INSTRUCTIONS TO FOLLOW - Text only, exactly as given: reproduce the entries below without their pictures.

Items from an interface collection -
[Start of Attachment]
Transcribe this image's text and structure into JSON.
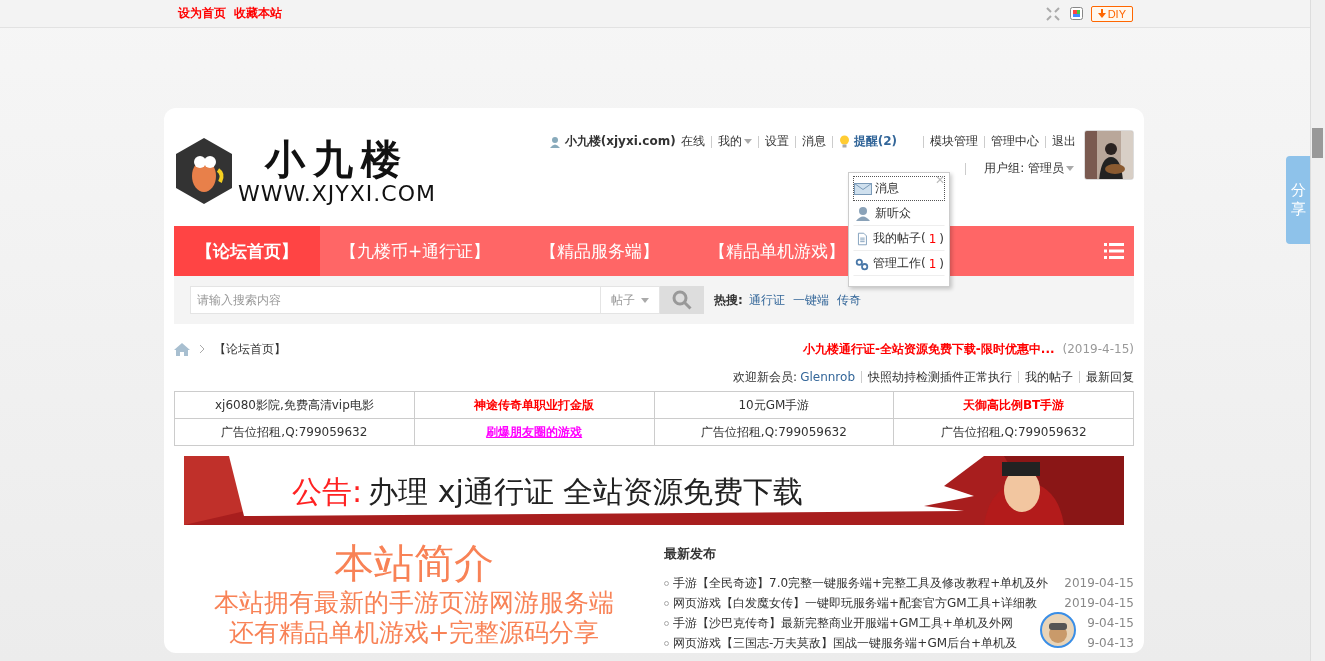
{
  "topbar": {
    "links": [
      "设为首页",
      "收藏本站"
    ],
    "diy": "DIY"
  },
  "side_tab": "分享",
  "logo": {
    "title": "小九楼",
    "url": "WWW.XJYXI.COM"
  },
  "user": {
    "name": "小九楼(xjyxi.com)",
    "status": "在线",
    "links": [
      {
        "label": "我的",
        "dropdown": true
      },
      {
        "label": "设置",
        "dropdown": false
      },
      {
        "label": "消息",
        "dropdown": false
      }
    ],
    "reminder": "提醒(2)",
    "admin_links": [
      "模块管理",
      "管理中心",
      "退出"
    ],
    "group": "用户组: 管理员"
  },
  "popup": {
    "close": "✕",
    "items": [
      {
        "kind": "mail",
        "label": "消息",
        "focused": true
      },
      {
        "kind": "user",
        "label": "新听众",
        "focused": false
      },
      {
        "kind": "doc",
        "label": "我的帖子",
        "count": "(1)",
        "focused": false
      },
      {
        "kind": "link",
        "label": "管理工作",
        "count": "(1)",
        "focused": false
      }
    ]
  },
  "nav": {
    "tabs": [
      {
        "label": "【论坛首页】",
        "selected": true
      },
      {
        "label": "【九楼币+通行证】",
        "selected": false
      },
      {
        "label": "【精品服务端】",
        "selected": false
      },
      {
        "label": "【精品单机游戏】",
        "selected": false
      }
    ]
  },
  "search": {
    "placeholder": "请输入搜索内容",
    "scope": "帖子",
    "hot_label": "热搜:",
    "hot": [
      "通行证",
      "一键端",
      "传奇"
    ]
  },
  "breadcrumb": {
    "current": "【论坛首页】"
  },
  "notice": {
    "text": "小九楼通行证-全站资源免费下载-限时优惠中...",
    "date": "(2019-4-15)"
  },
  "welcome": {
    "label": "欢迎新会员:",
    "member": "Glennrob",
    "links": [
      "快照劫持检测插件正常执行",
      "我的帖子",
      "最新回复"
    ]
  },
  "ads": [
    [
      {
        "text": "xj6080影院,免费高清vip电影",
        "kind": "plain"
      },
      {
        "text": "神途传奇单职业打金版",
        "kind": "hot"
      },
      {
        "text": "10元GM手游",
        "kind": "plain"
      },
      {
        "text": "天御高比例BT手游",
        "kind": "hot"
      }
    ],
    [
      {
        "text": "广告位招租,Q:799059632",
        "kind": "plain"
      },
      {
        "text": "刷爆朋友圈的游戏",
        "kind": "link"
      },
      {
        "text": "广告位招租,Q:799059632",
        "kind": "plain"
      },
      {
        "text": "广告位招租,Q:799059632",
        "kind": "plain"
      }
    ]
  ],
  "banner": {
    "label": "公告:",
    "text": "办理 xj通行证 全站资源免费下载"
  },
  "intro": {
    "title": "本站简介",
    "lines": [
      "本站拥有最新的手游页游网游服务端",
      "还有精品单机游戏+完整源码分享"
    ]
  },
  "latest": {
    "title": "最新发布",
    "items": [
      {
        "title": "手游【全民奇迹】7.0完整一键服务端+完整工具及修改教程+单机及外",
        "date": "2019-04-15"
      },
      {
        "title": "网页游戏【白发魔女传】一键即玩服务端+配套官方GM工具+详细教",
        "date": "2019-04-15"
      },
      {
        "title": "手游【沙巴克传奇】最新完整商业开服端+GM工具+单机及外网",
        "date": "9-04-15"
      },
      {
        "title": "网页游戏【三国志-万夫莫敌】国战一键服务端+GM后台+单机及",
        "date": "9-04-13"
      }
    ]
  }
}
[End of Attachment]
SOLUTION BELOW -
Transcribe this image's text and structure into JSON.
{
  "topbar": {
    "links": [
      "设为首页",
      "收藏本站"
    ],
    "diy": "DIY"
  },
  "side_tab": "分享",
  "logo": {
    "title": "小九楼",
    "url": "WWW.XJYXI.COM"
  },
  "user": {
    "name": "小九楼(xjyxi.com)",
    "status": "在线",
    "links": [
      {
        "label": "我的",
        "dropdown": true
      },
      {
        "label": "设置",
        "dropdown": false
      },
      {
        "label": "消息",
        "dropdown": false
      }
    ],
    "reminder": "提醒(2)",
    "admin_links": [
      "模块管理",
      "管理中心",
      "退出"
    ],
    "group": "用户组: 管理员"
  },
  "popup": {
    "close": "✕",
    "items": [
      {
        "kind": "mail",
        "label": "消息",
        "focused": true
      },
      {
        "kind": "user",
        "label": "新听众",
        "focused": false
      },
      {
        "kind": "doc",
        "label": "我的帖子",
        "count": "(1)",
        "focused": false
      },
      {
        "kind": "link",
        "label": "管理工作",
        "count": "(1)",
        "focused": false
      }
    ]
  },
  "nav": {
    "tabs": [
      {
        "label": "【论坛首页】",
        "selected": true
      },
      {
        "label": "【九楼币+通行证】",
        "selected": false
      },
      {
        "label": "【精品服务端】",
        "selected": false
      },
      {
        "label": "【精品单机游戏】",
        "selected": false
      }
    ]
  },
  "search": {
    "placeholder": "请输入搜索内容",
    "scope": "帖子",
    "hot_label": "热搜:",
    "hot": [
      "通行证",
      "一键端",
      "传奇"
    ]
  },
  "breadcrumb": {
    "current": "【论坛首页】"
  },
  "notice": {
    "text": "小九楼通行证-全站资源免费下载-限时优惠中...",
    "date": "(2019-4-15)"
  },
  "welcome": {
    "label": "欢迎新会员:",
    "member": "Glennrob",
    "links": [
      "快照劫持检测插件正常执行",
      "我的帖子",
      "最新回复"
    ]
  },
  "ads": [
    [
      {
        "text": "xj6080影院,免费高清vip电影",
        "kind": "plain"
      },
      {
        "text": "神途传奇单职业打金版",
        "kind": "hot"
      },
      {
        "text": "10元GM手游",
        "kind": "plain"
      },
      {
        "text": "天御高比例BT手游",
        "kind": "hot"
      }
    ],
    [
      {
        "text": "广告位招租,Q:799059632",
        "kind": "plain"
      },
      {
        "text": "刷爆朋友圈的游戏",
        "kind": "link"
      },
      {
        "text": "广告位招租,Q:799059632",
        "kind": "plain"
      },
      {
        "text": "广告位招租,Q:799059632",
        "kind": "plain"
      }
    ]
  ],
  "banner": {
    "label": "公告:",
    "text": "办理 xj通行证 全站资源免费下载"
  },
  "intro": {
    "title": "本站简介",
    "lines": [
      "本站拥有最新的手游页游网游服务端",
      "还有精品单机游戏+完整源码分享"
    ]
  },
  "latest": {
    "title": "最新发布",
    "items": [
      {
        "title": "手游【全民奇迹】7.0完整一键服务端+完整工具及修改教程+单机及外",
        "date": "2019-04-15"
      },
      {
        "title": "网页游戏【白发魔女传】一键即玩服务端+配套官方GM工具+详细教",
        "date": "2019-04-15"
      },
      {
        "title": "手游【沙巴克传奇】最新完整商业开服端+GM工具+单机及外网",
        "date": "9-04-15"
      },
      {
        "title": "网页游戏【三国志-万夫莫敌】国战一键服务端+GM后台+单机及",
        "date": "9-04-13"
      }
    ]
  }
}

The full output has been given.